Could you copy every line from the material below in which "this" appears?

═══ Data provided ═══

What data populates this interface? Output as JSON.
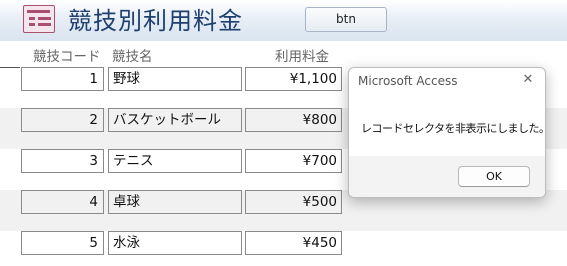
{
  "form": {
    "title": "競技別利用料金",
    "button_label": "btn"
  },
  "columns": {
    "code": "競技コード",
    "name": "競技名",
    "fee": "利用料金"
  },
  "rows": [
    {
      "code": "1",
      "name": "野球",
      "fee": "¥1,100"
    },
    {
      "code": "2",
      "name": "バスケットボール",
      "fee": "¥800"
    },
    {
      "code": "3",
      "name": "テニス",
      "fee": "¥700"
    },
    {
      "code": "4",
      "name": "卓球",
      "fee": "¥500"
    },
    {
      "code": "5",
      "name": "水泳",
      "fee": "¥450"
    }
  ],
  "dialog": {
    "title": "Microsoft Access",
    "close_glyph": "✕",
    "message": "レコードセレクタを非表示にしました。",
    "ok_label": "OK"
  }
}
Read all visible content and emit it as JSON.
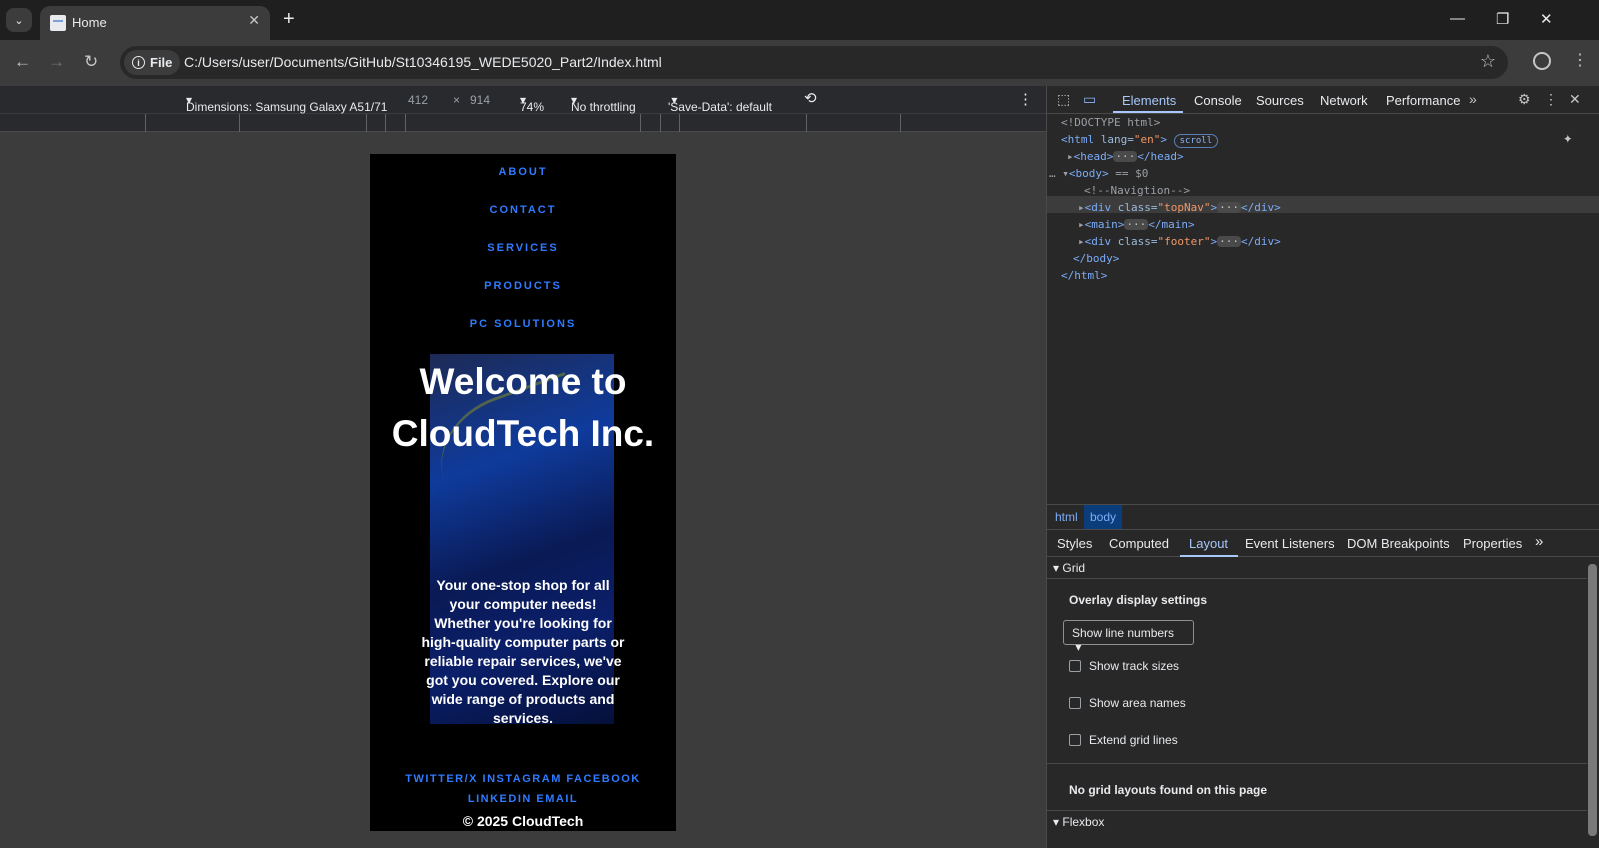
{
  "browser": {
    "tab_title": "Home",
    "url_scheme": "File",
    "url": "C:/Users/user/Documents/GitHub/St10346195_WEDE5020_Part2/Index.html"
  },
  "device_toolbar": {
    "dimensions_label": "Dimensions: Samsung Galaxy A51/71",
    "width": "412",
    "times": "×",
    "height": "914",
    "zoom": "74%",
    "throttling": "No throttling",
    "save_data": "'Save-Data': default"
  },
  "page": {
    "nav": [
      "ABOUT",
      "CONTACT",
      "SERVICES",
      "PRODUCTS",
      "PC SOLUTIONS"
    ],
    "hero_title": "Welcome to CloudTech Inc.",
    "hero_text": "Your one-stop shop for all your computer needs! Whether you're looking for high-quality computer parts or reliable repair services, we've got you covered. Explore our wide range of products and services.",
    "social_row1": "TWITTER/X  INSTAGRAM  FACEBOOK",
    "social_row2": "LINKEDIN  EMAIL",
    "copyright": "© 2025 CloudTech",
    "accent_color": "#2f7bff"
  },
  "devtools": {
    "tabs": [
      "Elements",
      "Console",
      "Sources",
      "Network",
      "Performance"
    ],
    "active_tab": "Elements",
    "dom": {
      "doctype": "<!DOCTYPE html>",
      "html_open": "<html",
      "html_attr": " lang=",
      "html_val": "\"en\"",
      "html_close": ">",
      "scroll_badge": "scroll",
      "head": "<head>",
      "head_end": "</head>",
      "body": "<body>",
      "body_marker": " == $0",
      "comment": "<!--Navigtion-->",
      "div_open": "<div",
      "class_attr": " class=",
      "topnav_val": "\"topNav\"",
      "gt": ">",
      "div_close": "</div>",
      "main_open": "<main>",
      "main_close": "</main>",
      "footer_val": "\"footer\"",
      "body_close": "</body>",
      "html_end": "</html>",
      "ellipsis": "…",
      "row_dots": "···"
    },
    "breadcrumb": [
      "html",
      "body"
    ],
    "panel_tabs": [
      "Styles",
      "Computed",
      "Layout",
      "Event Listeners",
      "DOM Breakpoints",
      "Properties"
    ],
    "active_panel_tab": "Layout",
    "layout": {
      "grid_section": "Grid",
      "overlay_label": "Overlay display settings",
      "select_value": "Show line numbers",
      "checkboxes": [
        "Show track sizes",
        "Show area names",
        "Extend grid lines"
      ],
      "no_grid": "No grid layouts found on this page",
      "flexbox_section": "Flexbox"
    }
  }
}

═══
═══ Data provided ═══

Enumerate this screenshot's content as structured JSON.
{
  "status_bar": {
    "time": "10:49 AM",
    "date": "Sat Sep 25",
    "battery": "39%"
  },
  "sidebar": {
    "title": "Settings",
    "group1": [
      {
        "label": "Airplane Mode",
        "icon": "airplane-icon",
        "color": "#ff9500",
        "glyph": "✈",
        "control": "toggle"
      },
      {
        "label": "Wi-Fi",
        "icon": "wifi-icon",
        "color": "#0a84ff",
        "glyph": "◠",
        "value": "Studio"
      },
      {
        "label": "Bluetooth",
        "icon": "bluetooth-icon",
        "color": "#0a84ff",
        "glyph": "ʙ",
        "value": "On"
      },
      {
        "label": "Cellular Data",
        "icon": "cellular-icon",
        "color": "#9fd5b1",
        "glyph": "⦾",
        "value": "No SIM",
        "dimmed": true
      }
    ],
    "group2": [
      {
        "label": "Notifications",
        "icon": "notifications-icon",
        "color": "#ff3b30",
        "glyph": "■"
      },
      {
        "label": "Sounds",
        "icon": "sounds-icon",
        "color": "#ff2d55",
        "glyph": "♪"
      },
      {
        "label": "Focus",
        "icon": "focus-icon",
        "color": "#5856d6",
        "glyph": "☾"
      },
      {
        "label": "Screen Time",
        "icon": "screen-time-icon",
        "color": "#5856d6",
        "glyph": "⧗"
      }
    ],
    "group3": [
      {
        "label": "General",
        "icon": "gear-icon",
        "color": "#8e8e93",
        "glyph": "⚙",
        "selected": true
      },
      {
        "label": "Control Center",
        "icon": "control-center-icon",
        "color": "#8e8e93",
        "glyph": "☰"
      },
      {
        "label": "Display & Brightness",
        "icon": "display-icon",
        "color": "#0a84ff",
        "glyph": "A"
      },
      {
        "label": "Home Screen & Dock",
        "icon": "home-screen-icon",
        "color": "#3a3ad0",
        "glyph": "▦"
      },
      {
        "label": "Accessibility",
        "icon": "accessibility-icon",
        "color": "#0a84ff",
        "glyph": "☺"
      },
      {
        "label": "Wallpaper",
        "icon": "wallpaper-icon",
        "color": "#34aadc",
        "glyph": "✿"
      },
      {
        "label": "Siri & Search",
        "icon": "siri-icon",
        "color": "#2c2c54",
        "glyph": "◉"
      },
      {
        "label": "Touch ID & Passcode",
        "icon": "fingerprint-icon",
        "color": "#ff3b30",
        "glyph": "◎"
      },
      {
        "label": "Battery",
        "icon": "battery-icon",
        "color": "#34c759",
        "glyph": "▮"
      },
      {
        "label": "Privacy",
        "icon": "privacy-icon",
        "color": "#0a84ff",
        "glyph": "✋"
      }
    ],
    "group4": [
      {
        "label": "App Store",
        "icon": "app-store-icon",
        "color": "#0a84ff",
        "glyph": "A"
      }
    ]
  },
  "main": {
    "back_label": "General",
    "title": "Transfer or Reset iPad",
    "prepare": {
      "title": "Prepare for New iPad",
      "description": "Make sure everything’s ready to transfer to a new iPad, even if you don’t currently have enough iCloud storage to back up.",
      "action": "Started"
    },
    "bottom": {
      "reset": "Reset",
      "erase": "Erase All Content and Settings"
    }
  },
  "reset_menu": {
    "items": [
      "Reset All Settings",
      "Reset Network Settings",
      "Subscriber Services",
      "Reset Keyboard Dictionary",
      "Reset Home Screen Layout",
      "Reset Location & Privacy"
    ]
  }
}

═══

### Written response
What data populates this interface? Output as JSON.
      "no_grid": "No grid layouts found on this page",
Enumerate this screenshot's content as structured JSON.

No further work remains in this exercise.